SIDS is the sudden death of an infant less than 1 year of age that cannot be explained after a thorough investigation is conducted.  There are about 4,200 cases of sudden unexpected infant deaths per year in the United States, half are caused by SIDS.

There are certain things you can do to reduce the risk of SIDS.

  • Always place a baby on his or her back to sleep, for naps and at night, to reduce the risk of SIDS.
  • Use a firm sleep surface, covered by a fitted sheet, to reduce the risk of SIDS and other sleep-related causes of infant death.
  • Your baby should not sleep in an adult bed, on a couch, or on a chair alone, with you, or with anyone else.
  • Keep soft objects, toys, and loose bedding out of your baby’s sleep area.
  • To reduce the risk of SIDS, do not smoke during pregnancy, and do not smoke or allow smoking around your baby.
  • Breastfeed your baby to reduce the risk of SIDS.
  • Give your baby a dry pacifier that is not attached to a string for naps and at night to reduce the risk of SIDS.

To learn more about creating a safe sleeping environment, visit Safe to Sleep. http://www.nichd.nih.gov/sts/Pages/default.aspx

Bereavement Resources

If you or someone you know has experienced the loss of a baby, the following organizations may offer support.

Newborn Safety

Newborn Car Safety Restraint

When your child leaves the hospital, his or her first ride must be a safe ride in a car seat. The car seat must be set in the rear facing position. A rear facing car seat must not be in a seat where the air bag may deploy.

By the time a child is one year old, weighs 20 pounds and is sitting well unsupported, the car seat may be faced forward.

According to the Arkansas Child Passenger Protection Act, which was approved February 28, 2001, a child should remain restrained in a child passenger safety seat until the child is approximately 60 pounds or about six years of age, then a safety belt is sufficient to meet the requirements of the law.

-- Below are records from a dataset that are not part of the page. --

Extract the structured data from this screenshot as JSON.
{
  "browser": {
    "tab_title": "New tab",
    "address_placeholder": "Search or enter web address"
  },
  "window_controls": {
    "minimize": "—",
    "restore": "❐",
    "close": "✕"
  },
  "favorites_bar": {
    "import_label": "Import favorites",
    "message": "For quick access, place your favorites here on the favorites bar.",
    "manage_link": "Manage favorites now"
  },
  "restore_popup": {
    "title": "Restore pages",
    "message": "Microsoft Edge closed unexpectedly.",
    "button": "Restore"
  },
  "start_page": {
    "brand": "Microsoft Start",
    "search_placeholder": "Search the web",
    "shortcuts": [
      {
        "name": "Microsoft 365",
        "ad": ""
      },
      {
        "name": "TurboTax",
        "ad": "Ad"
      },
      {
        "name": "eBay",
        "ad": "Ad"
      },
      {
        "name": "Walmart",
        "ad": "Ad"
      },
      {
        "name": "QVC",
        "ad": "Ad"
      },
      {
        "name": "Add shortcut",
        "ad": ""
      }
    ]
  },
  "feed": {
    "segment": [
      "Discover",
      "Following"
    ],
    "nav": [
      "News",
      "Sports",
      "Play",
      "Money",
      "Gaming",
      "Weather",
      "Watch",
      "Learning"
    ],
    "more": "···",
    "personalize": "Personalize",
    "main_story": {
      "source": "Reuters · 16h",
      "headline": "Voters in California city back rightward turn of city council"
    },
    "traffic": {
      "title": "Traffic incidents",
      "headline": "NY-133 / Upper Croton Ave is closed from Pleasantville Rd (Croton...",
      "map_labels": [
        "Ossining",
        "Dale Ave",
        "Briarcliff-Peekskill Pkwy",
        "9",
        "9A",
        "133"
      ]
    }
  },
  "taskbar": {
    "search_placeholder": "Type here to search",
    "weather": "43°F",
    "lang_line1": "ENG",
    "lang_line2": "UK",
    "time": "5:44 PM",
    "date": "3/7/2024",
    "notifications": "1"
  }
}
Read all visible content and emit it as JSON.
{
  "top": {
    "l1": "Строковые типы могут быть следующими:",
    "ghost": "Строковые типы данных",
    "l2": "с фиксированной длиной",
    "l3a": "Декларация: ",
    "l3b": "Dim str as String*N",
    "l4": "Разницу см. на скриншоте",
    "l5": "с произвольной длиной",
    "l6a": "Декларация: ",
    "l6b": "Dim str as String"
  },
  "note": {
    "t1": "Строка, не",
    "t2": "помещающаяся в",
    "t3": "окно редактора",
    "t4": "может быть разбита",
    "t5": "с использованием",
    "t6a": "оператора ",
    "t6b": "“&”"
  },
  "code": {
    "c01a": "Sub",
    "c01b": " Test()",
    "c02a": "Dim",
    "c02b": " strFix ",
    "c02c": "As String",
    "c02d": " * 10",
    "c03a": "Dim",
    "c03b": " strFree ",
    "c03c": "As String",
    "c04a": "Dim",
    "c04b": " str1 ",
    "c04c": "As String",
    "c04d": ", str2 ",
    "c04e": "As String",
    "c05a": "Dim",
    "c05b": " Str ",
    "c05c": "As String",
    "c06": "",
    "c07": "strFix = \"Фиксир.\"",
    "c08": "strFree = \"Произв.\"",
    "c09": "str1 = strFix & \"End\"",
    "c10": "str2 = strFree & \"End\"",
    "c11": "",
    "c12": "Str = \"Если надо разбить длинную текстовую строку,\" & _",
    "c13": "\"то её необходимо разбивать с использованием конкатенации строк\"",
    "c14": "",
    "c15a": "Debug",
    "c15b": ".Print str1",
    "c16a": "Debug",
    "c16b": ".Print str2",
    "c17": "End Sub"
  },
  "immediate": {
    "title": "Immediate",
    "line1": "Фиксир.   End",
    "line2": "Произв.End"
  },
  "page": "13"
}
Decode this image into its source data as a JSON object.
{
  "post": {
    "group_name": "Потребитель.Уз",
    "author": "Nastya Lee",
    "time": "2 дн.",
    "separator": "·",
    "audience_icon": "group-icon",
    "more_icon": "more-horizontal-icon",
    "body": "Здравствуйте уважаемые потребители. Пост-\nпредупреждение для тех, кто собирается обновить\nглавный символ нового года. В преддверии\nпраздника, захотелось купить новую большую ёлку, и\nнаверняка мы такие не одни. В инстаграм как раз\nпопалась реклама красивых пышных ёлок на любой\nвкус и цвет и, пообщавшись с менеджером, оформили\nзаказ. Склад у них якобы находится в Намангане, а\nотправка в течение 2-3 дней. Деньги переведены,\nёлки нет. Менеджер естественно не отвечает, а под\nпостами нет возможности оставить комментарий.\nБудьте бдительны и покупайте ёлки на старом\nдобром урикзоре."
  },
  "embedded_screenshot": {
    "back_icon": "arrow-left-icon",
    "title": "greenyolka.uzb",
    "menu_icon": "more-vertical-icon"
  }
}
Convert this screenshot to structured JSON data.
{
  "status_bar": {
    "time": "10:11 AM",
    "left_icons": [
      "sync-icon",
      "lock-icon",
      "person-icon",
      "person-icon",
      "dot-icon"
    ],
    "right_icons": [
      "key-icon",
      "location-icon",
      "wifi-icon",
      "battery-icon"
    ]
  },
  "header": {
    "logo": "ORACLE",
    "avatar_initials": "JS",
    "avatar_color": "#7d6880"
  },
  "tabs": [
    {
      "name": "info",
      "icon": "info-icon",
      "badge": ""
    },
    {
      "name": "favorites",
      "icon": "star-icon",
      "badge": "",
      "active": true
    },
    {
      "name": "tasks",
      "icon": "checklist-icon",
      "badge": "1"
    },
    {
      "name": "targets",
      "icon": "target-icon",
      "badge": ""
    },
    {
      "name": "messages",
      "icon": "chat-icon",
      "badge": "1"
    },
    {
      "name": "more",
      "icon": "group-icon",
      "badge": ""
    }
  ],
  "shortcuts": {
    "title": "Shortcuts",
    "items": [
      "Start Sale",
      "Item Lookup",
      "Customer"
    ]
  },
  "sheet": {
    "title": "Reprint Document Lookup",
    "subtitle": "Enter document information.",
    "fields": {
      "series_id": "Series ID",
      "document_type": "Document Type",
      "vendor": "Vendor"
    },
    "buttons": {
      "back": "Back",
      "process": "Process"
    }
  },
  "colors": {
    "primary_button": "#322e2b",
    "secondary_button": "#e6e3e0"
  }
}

A rear facing car seat must not be in a seat where the air bag may deploy. This is very dangerous.

Crib Safety

Crib side rails should always be kept up when the infant is unattended. Crib bumpers are recommended. The distance between crib slats should be less than 2-3/8 inches. You should avoid toys and mobiles with long strings, cradle gyms that are not securely suspended and small objects in the crib. Do not place crib near a window with blinds.

Newborn Accident Prevention

  • Never leave your infant alone with young siblings or pets.
  • Your water heater thermostat should be set at 120 degrees Fahrenheit or less. This is a little below the normal setting.
  • Never leave your infant alone on a bed or other surface from which he/she may roll off.
  • Never leave your infant alone in a house or in a car unattended.
  • Do not shake or jiggle your baby’s head vigorously.
  • Infant jewelry such as earrings, necklaces, rings or other types of jewelry are not recommended.
  • Do not drink hot liquids or smoke cigarettes while holding your child because you could burn your child.
  • Do not use an infant feeder to feed your child baby food or semi-solid food because of the risk of choking and aspiration of food into the trachea.
  • All infants should sleep on their back or side to lessen the risk of Sudden Infant Death Syndrome (SIDS).